The meeting room had been dedicated to the town’s former 23-year moderator, Francis Mills, who died Nov. 2, 1992, at age 77. Mills died three years after being diagnosed with cancer in 1989, said his son, Selectman David Mills, a former Appeals Court judge.
“It was dedicated a year before my father died, so he knew about that,” Mills said. “And he was absolutely thrilled.”
Francis Mills’ name will not be forgotten with the approximately $70 million renovation of Danvers High, however.
Last night, the School Committee rededicated its meeting room in Mills’ name, restoring the wooden plaque that once hung on the door to the old Mills Room. David Mills, Town Manager Wayne Marquis and selectmen Chairman Gardner Trask were on hand.
Instead of a room buried deep in Danvers High, the new Mills Room sits not far from the front entrance facing Burley Street, in what is by day the Chorus Room, Room E105. The room is outfitted with cameras and equipment to allow meetings to be televised.
School Committee Chairman Eric Crane read a dedication to Mills, pointing out that he was born in Boston, and later in life, he worked as the director of financial planning at Boston College, which meant frequent trips to Washington, D.C., and spending a lot of time on Capitol Hill on behalf of the college. Mills said his father and his mother, Helen, met at a tannery in Salem when his father was just out of accounting school and his mother, a Danversport native, worked as a secretary.

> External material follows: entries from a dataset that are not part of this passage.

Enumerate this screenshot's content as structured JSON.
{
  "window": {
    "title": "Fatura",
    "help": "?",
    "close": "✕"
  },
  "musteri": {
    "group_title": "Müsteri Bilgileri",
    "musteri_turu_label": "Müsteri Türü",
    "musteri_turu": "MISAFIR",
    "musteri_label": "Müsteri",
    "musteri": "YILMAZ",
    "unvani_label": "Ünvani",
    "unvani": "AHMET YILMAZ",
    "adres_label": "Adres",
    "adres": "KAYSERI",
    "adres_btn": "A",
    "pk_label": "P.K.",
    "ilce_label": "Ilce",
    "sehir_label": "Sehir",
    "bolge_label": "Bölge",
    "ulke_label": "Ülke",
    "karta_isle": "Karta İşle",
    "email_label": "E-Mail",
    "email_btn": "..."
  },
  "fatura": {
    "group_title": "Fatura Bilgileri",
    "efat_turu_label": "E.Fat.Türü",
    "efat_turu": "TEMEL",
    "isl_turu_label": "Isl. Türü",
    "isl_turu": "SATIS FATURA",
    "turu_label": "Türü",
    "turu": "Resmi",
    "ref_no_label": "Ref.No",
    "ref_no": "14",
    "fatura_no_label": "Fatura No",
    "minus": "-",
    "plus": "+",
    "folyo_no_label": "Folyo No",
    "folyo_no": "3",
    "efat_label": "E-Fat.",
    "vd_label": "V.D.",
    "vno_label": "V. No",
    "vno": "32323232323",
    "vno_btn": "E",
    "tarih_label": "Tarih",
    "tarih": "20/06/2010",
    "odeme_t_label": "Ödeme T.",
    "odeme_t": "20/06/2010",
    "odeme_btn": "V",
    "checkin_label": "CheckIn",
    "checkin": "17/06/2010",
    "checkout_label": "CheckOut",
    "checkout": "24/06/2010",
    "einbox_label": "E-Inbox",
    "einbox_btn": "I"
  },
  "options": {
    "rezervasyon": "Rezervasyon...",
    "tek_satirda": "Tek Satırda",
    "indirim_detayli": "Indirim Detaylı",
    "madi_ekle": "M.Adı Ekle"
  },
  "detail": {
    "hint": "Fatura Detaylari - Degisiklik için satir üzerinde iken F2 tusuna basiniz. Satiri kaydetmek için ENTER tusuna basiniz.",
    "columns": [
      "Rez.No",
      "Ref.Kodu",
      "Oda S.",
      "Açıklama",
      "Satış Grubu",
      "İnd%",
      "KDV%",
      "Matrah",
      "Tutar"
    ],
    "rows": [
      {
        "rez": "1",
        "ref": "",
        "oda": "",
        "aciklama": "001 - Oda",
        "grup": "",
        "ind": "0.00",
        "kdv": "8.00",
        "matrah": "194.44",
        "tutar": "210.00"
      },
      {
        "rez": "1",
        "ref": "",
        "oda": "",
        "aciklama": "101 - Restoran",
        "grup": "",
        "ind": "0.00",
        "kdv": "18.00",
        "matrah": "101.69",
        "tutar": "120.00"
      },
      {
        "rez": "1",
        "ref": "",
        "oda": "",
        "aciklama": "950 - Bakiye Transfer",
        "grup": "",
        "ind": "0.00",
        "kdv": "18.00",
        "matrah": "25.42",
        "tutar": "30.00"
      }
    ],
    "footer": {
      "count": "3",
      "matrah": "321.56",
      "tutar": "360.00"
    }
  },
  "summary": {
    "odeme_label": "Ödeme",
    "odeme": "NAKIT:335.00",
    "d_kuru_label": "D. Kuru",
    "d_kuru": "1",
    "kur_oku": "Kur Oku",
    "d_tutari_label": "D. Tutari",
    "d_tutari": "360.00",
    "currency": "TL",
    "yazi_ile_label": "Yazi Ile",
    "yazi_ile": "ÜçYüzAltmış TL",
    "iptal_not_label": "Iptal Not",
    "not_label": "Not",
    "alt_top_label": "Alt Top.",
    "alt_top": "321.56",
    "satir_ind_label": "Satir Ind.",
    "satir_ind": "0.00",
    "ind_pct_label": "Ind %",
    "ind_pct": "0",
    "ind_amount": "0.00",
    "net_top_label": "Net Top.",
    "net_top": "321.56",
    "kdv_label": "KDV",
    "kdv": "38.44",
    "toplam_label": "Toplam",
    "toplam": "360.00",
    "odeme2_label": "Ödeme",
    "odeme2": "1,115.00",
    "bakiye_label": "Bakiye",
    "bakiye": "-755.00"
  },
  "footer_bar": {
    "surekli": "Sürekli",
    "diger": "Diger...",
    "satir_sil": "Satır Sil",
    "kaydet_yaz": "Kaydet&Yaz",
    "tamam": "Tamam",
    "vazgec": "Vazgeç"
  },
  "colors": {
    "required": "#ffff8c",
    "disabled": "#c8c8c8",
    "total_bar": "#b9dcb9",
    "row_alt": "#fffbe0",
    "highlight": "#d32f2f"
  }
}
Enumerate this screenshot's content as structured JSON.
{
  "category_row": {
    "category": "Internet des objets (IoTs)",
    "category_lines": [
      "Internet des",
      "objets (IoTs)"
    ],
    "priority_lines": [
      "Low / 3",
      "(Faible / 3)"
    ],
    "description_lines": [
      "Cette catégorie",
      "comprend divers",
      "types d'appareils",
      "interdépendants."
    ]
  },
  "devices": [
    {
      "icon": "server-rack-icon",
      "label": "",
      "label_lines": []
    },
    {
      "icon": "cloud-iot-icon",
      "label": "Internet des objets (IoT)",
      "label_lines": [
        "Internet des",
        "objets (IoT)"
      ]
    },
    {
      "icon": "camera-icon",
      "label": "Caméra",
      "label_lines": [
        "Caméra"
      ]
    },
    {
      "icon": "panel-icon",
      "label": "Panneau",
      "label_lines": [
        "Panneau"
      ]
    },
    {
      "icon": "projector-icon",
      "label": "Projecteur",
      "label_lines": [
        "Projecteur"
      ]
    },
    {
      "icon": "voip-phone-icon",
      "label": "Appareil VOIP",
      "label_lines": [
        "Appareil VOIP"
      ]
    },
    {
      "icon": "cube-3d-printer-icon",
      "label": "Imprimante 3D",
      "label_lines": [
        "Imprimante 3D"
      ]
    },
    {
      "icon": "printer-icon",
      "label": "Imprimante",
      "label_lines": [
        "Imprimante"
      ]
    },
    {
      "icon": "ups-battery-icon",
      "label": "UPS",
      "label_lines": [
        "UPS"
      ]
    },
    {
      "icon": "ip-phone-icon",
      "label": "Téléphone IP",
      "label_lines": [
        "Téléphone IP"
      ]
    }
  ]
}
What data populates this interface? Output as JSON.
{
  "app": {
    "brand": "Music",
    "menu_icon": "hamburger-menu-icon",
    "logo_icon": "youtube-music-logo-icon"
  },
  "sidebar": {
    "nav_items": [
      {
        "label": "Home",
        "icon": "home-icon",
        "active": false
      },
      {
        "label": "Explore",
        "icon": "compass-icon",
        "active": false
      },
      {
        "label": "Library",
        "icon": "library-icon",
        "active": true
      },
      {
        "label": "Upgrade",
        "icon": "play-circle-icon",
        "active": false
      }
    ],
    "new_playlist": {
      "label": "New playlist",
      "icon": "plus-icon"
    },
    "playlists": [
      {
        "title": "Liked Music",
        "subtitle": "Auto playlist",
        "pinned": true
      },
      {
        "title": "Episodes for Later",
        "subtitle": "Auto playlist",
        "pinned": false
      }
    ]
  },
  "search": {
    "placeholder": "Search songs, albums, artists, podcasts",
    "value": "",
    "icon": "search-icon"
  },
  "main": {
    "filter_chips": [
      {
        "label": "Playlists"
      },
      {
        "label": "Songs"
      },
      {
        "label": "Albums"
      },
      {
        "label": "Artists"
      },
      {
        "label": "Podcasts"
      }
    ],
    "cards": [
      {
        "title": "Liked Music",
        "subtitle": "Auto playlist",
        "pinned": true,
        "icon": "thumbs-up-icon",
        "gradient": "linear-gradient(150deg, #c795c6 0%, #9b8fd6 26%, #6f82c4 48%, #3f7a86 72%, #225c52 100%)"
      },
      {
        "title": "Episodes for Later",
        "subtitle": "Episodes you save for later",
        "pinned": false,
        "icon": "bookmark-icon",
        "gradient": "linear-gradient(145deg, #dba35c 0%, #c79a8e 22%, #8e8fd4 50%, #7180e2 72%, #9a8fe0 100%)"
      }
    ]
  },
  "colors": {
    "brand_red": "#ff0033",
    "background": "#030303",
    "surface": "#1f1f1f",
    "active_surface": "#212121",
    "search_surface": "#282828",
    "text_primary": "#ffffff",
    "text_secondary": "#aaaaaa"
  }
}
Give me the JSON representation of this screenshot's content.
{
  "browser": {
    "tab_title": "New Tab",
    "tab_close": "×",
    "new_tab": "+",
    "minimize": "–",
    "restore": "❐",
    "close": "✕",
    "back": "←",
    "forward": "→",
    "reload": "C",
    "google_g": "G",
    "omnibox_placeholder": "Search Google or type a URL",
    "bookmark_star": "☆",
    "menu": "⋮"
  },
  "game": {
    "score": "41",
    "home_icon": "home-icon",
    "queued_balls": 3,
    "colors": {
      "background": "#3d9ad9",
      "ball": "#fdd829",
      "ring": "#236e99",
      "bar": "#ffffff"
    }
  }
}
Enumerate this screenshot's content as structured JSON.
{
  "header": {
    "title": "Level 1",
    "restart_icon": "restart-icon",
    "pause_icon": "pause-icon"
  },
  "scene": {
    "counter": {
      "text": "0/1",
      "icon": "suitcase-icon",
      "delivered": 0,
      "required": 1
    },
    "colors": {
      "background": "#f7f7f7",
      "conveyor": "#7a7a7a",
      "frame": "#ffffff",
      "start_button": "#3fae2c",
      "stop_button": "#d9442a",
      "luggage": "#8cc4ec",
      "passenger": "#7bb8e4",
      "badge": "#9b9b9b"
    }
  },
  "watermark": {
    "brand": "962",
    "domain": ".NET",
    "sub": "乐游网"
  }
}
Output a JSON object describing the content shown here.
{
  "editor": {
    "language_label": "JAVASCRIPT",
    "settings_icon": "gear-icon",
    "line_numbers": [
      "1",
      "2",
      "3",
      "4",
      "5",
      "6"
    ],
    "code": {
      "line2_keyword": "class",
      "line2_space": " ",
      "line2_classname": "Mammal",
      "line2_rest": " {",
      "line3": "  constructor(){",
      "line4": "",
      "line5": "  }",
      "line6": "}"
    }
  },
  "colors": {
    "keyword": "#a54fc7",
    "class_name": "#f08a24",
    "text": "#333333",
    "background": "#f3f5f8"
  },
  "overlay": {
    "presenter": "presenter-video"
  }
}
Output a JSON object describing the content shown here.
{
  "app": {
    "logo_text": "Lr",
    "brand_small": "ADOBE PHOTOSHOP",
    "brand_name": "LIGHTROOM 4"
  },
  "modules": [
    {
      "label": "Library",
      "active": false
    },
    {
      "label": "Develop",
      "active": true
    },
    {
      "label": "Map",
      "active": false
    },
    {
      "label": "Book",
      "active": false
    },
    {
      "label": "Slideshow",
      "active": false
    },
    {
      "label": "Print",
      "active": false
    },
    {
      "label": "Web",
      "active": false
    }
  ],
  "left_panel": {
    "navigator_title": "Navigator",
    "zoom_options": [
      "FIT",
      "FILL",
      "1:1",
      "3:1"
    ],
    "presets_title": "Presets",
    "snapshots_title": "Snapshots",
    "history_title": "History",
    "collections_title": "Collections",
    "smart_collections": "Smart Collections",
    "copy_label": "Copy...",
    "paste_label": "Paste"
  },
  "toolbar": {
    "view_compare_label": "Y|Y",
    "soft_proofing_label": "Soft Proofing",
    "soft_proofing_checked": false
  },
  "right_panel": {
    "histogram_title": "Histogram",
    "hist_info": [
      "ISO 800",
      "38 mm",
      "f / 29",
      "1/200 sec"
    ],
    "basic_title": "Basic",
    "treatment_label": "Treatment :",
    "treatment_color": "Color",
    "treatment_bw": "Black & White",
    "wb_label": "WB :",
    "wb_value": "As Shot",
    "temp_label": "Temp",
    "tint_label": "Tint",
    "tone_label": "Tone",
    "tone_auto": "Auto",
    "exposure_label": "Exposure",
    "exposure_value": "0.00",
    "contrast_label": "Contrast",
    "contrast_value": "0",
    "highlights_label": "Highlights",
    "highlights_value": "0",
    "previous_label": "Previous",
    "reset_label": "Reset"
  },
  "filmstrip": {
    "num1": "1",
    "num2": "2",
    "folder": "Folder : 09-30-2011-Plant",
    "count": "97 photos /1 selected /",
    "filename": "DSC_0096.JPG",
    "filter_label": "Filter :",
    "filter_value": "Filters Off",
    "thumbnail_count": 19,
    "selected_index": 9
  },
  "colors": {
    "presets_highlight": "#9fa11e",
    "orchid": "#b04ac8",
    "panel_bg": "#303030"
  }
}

Francis Mills and his family moved to town in 1946. Throughout his years in Danvers, Mills’ public service to the town included stints on the Finance Committee, the Board of Appeals and chairing a major re-evaluation study. He also helped with the rededication ceremony of the tall flagpole in Danvers Square in 1989 with Dan Toomey, the late former longtime finance director. David Mills said the Veterans Day ceremony on Nov. 11, 1989, included a jet flyover and the Boston College marching band parading down Maple Street.
“It was typical of my father. He loved the flag, he loved his country, and he loved Danvers,” Mills said.
Francis Mills became moderator in 1966 and presided over his last Town Meeting on Feb. 23, 1989. Crane described him as “firm but fair” as moderator. The dedication of the room was to inspire future generations to serve the town.
Selectman Mills, who became choked up at the start of his talk, said his mother came from a family of 10 children, and he is one of five children, all of whom were educated in Danvers schools.
“We got a good educational buy,” Mills said.
Later, Mills pointed out that he, too, served as town moderator, and “there were a few people in Town Meeting I didn’t like.” However, when he served in that post, he said he made sure every person who spoke was treated with dignity in the way his father treated others.
“This is so important to him,” Mills said, “because he so believed in the Town Meeting as the citadel of democracy ... He really believed in that and the right of every single person to find the safety to be able to say what they wanted to say about the process and what was before the body.”
Staff writer Ethan Forman can be reached at 978-338-2673, by email at email@example.com or on Twitter at @DanverSalemNews.